On our way to the monastery, I noted that the road that I had planned to take off of Hwy 99E was gated, closed etc. It was near a construction site where a new bridge over Deer Creek was being built. I put the map in my pocket in hopes I could get some direction after the service. We were treated to a tour of the stones for the Chapter House. I was told that Vina Rd. continues for a way after crossing the highway. We headed out with my wife driving and I manning notepaper, camera, GPS and Palm running a Quo Vadis street map. We took Vina Rd. and immediately saw a sign to the Vina Cemetery - 4 mi, good evidence that a public road continued. We went about 2 miles and came to a T intersection and took Leininger Rd. North for about three miles. This is all paved road. At 1.8 miles from the confluence we came to a cattle guard and a large spray painted "No Trespassing" sign. The road continued as dirt/gravel beyond and the gate was open. We continued. After a mile the road made a slow eastward curve heading toward the confluence.

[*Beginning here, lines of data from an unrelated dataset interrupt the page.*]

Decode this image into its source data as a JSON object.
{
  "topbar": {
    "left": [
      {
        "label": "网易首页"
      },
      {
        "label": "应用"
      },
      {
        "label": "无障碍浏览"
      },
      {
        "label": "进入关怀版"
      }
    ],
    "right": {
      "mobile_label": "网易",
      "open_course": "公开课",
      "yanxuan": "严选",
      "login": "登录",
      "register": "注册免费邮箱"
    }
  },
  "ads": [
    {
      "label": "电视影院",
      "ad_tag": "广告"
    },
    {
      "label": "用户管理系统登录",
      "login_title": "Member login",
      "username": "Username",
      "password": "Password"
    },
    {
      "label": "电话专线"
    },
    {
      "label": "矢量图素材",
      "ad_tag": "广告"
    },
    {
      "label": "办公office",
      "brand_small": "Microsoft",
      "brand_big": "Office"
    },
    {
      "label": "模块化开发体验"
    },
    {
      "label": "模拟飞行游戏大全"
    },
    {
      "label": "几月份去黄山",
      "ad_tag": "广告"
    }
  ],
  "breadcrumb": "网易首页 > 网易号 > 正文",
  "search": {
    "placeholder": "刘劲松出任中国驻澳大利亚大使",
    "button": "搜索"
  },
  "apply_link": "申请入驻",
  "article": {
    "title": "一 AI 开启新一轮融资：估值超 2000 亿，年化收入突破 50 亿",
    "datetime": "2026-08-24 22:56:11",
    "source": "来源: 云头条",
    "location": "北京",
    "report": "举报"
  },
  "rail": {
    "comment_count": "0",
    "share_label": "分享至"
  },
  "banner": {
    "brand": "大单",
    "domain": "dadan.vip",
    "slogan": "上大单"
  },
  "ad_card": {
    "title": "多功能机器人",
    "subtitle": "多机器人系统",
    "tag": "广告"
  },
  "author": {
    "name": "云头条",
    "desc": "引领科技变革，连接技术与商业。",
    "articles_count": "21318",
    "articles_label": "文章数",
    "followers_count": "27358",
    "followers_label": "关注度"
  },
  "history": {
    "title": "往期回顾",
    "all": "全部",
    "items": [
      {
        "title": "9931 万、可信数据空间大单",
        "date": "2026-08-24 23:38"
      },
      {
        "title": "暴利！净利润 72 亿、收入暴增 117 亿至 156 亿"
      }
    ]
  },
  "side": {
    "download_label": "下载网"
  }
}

The road turned into a small valley with oak trees along the road. Cattle were scattered on the hills to the north. We noted a tree fallen into the road ahead and made our way around it and then realized that we had passed the 122 W line. Turning around we stopped on the road on the 122 W line, 240 ft north of the confluence. We ate a picnic lunch.

After lunch we walked south up the slope to the 40 N line. Recent rains had made the earth soft and cow pies and hoof holes were evidence that the cattle had already visited the confluence. The sky was mostly blue but clouds to the east obscured Lassen peak, Mt Shasta was behind hills to the north. To the west the low mountains had snowcover and the hills hid the view of the river valley. Another 200 ft up the slope to the south the hill was topped by a barb wire fence running E-W. A ranch truck drove by without stopping while we were on the slope.


 All pictures
#1: Looking East from above
#2: The Group assembled on the Confluence
#3: Mountains across valley to NNW
#4: No Trespassing - entrance to ranchland - 1.8 miles to go
#5: The Chapter House Stones - Trappist Monestery Vina
#6: GPS on the spot
ALL: All pictures on one page (broadband access recommended)